## [Data about app and page elements]
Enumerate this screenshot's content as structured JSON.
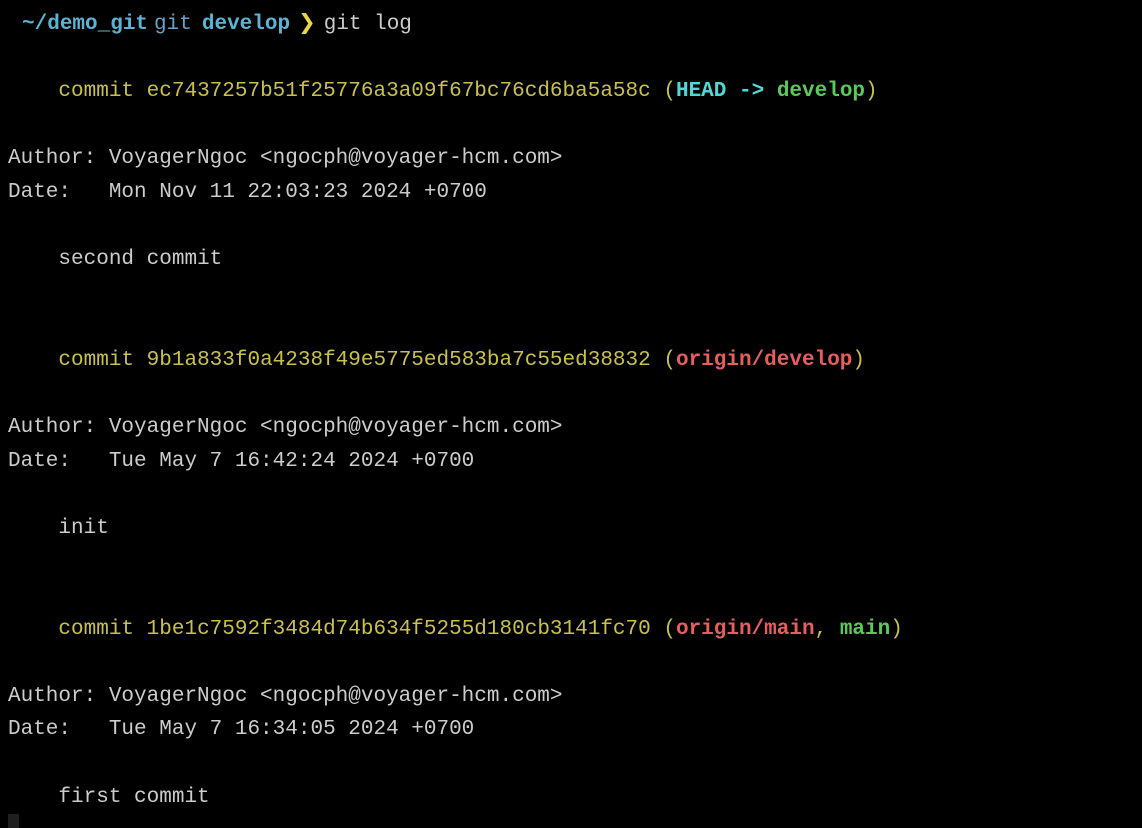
{
  "prompt": {
    "apple_glyph": "",
    "folder_glyph": "",
    "path_tilde": "~/",
    "path_name": "demo_git",
    "git_label": "git",
    "branch_glyph": "",
    "branch_name": "develop",
    "prompt_arrow": "❯",
    "command": "git log"
  },
  "commits": [
    {
      "commit_word": "commit",
      "hash": "ec7437257b51f25776a3a09f67bc76cd6ba5a58c",
      "refs": {
        "open_paren": "(",
        "head": "HEAD",
        "arrow": " -> ",
        "local": "develop",
        "close_paren": ")"
      },
      "author_label": "Author:",
      "author_value": "VoyagerNgoc <ngocph@voyager-hcm.com>",
      "date_label": "Date:",
      "date_value": "Mon Nov 11 22:03:23 2024 +0700",
      "message": "second commit"
    },
    {
      "commit_word": "commit",
      "hash": "9b1a833f0a4238f49e5775ed583ba7c55ed38832",
      "refs": {
        "open_paren": "(",
        "remote": "origin/develop",
        "close_paren": ")"
      },
      "author_label": "Author:",
      "author_value": "VoyagerNgoc <ngocph@voyager-hcm.com>",
      "date_label": "Date:",
      "date_value": "Tue May 7 16:42:24 2024 +0700",
      "message": "init"
    },
    {
      "commit_word": "commit",
      "hash": "1be1c7592f3484d74b634f5255d180cb3141fc70",
      "refs": {
        "open_paren": "(",
        "remote": "origin/main",
        "comma": ", ",
        "local": "main",
        "close_paren": ")"
      },
      "author_label": "Author:",
      "author_value": "VoyagerNgoc <ngocph@voyager-hcm.com>",
      "date_label": "Date:",
      "date_value": "Tue May 7 16:34:05 2024 +0700",
      "message": "first commit"
    }
  ]
}
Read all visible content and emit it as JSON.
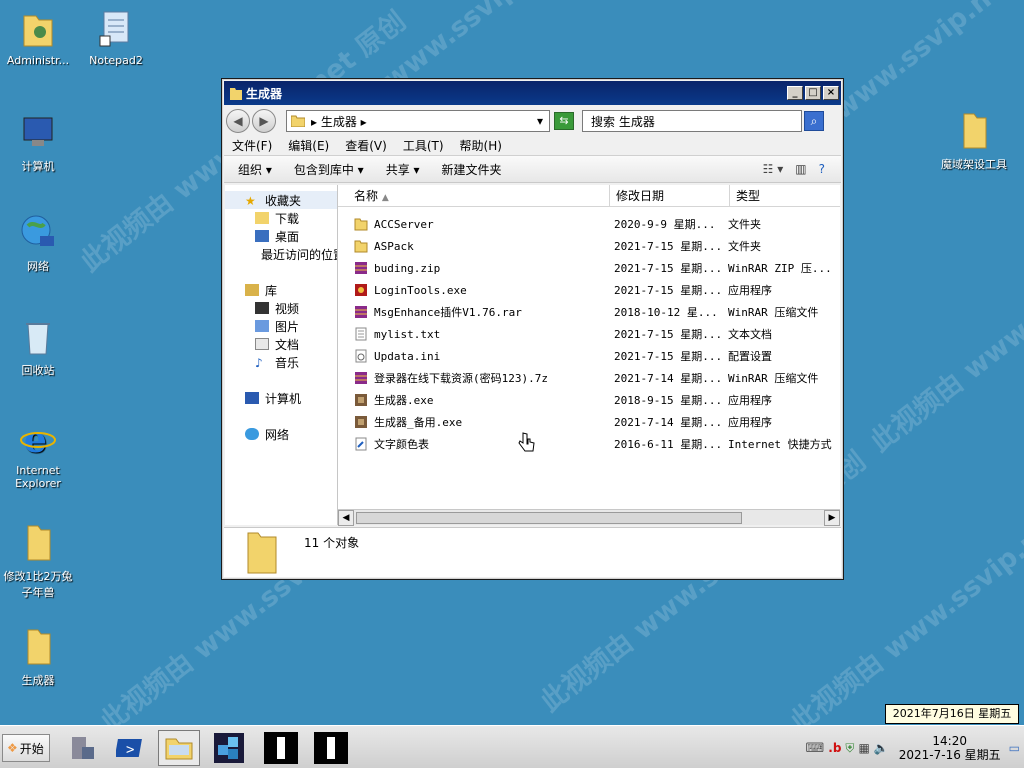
{
  "watermark": "此视频由 www.ssvip.net 原创",
  "desktop": {
    "icons": [
      {
        "label": "Administr..."
      },
      {
        "label": "Notepad2"
      },
      {
        "label": "计算机"
      },
      {
        "label": "网络"
      },
      {
        "label": "回收站"
      },
      {
        "label": "Internet Explorer"
      },
      {
        "label": "修改1比2万兔子年兽"
      },
      {
        "label": "生成器"
      },
      {
        "label": "魔域架设工具"
      }
    ]
  },
  "window": {
    "title": "生成器",
    "address": "▸ 生成器 ▸",
    "search_placeholder": "搜索 生成器",
    "menu": [
      "文件(F)",
      "编辑(E)",
      "查看(V)",
      "工具(T)",
      "帮助(H)"
    ],
    "commands": [
      "组织 ▾",
      "包含到库中 ▾",
      "共享 ▾",
      "新建文件夹"
    ],
    "nav": {
      "favorites": "收藏夹",
      "favorites_items": [
        "下载",
        "桌面",
        "最近访问的位置"
      ],
      "libraries": "库",
      "library_items": [
        "视频",
        "图片",
        "文档",
        "音乐"
      ],
      "computer": "计算机",
      "network": "网络"
    },
    "columns": {
      "name": "名称",
      "date": "修改日期",
      "type": "类型"
    },
    "files": [
      {
        "name": "ACCServer",
        "date": "2020-9-9 星期...",
        "type": "文件夹",
        "icon": "folder"
      },
      {
        "name": "ASPack",
        "date": "2021-7-15 星期...",
        "type": "文件夹",
        "icon": "folder"
      },
      {
        "name": "buding.zip",
        "date": "2021-7-15 星期...",
        "type": "WinRAR ZIP 压...",
        "icon": "rar"
      },
      {
        "name": "LoginTools.exe",
        "date": "2021-7-15 星期...",
        "type": "应用程序",
        "icon": "exe-red"
      },
      {
        "name": "MsgEnhance插件V1.76.rar",
        "date": "2018-10-12 星...",
        "type": "WinRAR 压缩文件",
        "icon": "rar"
      },
      {
        "name": "mylist.txt",
        "date": "2021-7-15 星期...",
        "type": "文本文档",
        "icon": "txt"
      },
      {
        "name": "Updata.ini",
        "date": "2021-7-15 星期...",
        "type": "配置设置",
        "icon": "ini"
      },
      {
        "name": "登录器在线下载资源(密码123).7z",
        "date": "2021-7-14 星期...",
        "type": "WinRAR 压缩文件",
        "icon": "rar"
      },
      {
        "name": "生成器.exe",
        "date": "2018-9-15 星期...",
        "type": "应用程序",
        "icon": "exe"
      },
      {
        "name": "生成器_备用.exe",
        "date": "2021-7-14 星期...",
        "type": "应用程序",
        "icon": "exe"
      },
      {
        "name": "文字颜色表",
        "date": "2016-6-11 星期...",
        "type": "Internet 快捷方式",
        "icon": "link"
      }
    ],
    "status": "11 个对象"
  },
  "taskbar": {
    "start": "开始",
    "time": "14:20",
    "date": "2021-7-16 星期五",
    "date_tooltip": "2021年7月16日 星期五"
  },
  "colors": {
    "desktop": "#3a8dbb",
    "titlebar": "#0a246a",
    "folder": "#f2d36b"
  }
}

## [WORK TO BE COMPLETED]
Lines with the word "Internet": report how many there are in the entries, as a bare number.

## [EXERCISE RESPONSE]
2